Sunday, January 06, 2013 8:52 PM
You can use the format option 101 = US format, when you convert the date to string to get mm/dd/yyyy format:
DECLARE @string varchar(50); SET @string = 'Approved b JS ' + CONVERT(varchar(10), GetDate(), 101) SELECT @string;
Olaf HelperBlog Xing
Sunday, January 06, 2013 8:57 PMModerator
Store the person who approved it in the ApprovedBy column and the date when it was approved in the date ApprovedOn column. Then you can do
select ..., "Approved by " + ApprovedBy + " " + convert(varchar(10),ApprovedBy, 101)
For every expert, there is an equal and opposite expert. - Becker's Law
Sunday, January 06, 2013 9:42 PM
Thank you Naomi,
Monday, January 07, 2013 2:55 AM
>> I want to convert getdate() to mm/dd/yyyy format, add additional text and store it as a string variable in my table. <<
We use CAST (CURRENT_TIMESTAMP AS DATE) now; getdate() was 1970's UNIX/Sybase dialect.
>> For example "Approved by JS 1/15/2013". To-date, I can only store is as "Approved by JS 2013-01-06 "I am aware from reading many of the posts that SQL deals with dates in a unique fashion. <<
You are not thinking in SQL yet.
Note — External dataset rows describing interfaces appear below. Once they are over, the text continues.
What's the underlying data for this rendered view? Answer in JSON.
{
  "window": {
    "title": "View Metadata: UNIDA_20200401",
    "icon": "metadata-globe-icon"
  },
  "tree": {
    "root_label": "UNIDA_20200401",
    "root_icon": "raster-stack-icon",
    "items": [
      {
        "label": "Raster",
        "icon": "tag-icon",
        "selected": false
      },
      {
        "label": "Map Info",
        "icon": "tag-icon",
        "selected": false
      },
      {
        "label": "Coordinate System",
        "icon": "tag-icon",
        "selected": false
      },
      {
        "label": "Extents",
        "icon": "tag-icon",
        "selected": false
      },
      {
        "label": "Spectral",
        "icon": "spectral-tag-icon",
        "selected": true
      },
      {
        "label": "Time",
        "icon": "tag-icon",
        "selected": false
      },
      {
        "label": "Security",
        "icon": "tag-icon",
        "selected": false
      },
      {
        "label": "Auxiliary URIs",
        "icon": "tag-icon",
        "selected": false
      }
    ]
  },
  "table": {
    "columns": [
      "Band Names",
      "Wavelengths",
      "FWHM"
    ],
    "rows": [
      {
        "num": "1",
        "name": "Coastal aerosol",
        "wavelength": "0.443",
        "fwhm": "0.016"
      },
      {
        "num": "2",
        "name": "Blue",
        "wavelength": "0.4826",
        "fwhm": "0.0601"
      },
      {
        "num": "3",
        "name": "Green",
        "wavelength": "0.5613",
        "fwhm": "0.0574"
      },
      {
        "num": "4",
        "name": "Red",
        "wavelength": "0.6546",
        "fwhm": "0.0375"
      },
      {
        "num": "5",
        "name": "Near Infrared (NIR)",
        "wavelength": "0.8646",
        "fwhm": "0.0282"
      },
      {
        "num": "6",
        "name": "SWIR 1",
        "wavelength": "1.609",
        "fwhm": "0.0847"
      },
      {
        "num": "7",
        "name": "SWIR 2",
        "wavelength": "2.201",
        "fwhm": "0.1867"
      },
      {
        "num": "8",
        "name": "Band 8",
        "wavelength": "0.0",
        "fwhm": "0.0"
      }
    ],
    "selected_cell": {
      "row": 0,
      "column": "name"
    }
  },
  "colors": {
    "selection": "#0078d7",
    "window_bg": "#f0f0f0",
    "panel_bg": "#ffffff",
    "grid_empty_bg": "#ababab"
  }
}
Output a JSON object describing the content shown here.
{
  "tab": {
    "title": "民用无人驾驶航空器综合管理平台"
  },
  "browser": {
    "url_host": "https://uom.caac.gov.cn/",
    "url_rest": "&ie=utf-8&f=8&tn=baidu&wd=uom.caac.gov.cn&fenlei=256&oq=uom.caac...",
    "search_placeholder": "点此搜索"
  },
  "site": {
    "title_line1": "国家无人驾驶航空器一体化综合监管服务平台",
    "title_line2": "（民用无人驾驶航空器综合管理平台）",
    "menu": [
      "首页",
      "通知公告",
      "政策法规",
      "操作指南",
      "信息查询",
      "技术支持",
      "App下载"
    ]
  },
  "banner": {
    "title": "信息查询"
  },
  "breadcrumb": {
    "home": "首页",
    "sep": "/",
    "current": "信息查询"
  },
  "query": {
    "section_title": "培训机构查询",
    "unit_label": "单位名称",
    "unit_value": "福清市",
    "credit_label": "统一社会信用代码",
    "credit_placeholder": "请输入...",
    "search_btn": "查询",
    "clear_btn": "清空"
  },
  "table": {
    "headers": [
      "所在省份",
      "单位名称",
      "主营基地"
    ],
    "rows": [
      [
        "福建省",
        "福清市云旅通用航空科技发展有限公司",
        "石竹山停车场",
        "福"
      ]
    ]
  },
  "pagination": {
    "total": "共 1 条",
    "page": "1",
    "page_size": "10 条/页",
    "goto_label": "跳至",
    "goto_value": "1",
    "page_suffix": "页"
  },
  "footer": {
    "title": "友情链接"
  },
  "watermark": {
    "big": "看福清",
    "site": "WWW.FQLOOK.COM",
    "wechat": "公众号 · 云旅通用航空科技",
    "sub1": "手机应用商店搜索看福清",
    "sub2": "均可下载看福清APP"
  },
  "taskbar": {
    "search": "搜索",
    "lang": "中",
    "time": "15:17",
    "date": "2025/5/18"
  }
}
All presentation display formatting is done in a presentation layer, not the database. The only display format for ANSI/ISO Standard SQL is ISO-8601, with “yyyy-mm-dd HH:mm:ss.sssssss” options; this is embedded in most of the ISO Standards, so it is hardly unique!
You should not be doing this at all! This is a presentation layer task.
Back in the 1970's with the original Sybase, there was a string function called CONVERT() which is still supported and used by bad SQL programmers. It lets you “talk that SQL like it was COBOL!”, because back then we did not understand tiered architecture and we writing monolithic application code in T-SQL. This is why MONEY has the punctuation marks for US $ in it!
--CELKO-- Books in Celko Series for Morgan-Kaufmann Publishing: Analytics and OLAP in SQL / Data and Databases: Concepts in Practice Data / Measurements and Standards in SQL SQL for Smarties / SQL Programming Style / SQL Puzzles and Answers / Thinking in Sets / Trees and Hierarchies in SQL
Monday, January 07, 2013 3:43 AM
Thanks for this post, it really helps to expand my understanding and knowledge of how SQL works. I beleive that Naomi suggestion to use two columns - one for the date and one for the string variable, would allow one to apply all formatting in the presentation layer.
- Marked As Answer by someone7777 Monday, January 07, 2013 3:44 AM